Data items:
BEGIN
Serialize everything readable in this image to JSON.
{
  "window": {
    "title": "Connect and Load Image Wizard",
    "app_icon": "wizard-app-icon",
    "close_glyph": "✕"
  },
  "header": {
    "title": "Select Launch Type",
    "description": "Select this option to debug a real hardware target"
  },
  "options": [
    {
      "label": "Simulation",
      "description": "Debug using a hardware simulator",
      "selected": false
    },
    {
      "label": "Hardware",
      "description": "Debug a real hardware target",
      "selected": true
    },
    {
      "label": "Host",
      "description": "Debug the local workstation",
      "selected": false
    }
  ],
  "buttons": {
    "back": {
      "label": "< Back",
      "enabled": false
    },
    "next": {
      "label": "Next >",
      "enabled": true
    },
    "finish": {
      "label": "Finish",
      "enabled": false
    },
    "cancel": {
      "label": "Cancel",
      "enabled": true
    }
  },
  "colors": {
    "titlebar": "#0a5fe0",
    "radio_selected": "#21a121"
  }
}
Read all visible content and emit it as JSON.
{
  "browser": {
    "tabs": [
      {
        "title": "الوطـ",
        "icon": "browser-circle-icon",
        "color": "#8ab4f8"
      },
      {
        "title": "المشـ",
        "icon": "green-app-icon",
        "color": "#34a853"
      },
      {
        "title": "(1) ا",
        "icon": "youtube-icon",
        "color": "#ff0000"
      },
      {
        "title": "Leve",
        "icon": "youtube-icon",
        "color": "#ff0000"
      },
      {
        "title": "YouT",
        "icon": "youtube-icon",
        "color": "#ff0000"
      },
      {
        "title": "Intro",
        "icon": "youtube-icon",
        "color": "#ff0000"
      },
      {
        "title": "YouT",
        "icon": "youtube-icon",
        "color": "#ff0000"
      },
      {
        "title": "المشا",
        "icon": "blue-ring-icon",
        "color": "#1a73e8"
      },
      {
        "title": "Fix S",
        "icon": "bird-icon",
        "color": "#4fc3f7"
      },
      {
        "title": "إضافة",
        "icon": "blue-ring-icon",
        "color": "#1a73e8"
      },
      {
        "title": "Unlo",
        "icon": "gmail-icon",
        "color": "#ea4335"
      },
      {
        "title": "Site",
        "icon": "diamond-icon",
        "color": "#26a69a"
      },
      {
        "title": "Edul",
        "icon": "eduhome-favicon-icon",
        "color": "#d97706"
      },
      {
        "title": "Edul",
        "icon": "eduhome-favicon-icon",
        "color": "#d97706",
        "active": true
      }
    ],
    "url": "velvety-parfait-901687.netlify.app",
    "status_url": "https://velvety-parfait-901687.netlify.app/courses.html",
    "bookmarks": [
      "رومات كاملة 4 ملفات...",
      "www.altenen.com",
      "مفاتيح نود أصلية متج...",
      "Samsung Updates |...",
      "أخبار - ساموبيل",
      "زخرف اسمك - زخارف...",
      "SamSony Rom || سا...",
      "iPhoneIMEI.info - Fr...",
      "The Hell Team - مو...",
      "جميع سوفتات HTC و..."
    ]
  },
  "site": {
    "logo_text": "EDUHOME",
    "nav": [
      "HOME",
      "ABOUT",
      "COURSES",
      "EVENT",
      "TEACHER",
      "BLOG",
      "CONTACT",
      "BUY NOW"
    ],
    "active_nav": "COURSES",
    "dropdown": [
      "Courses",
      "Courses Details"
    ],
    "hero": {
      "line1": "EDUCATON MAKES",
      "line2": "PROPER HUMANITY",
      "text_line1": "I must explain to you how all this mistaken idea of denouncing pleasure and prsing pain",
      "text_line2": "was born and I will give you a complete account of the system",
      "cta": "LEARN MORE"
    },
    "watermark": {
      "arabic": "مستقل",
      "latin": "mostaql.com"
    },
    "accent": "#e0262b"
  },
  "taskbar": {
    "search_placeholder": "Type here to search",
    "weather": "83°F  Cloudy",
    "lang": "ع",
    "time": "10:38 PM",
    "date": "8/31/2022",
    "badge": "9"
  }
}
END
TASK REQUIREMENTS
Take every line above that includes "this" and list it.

WRITTEN ANSWER
Serialize everything readable in this image to JSON.
    "description": "Select this option to debug a real hardware target"
      "text_line1": "I must explain to you how all this mistaken idea of denouncing pleasure and prsing pain",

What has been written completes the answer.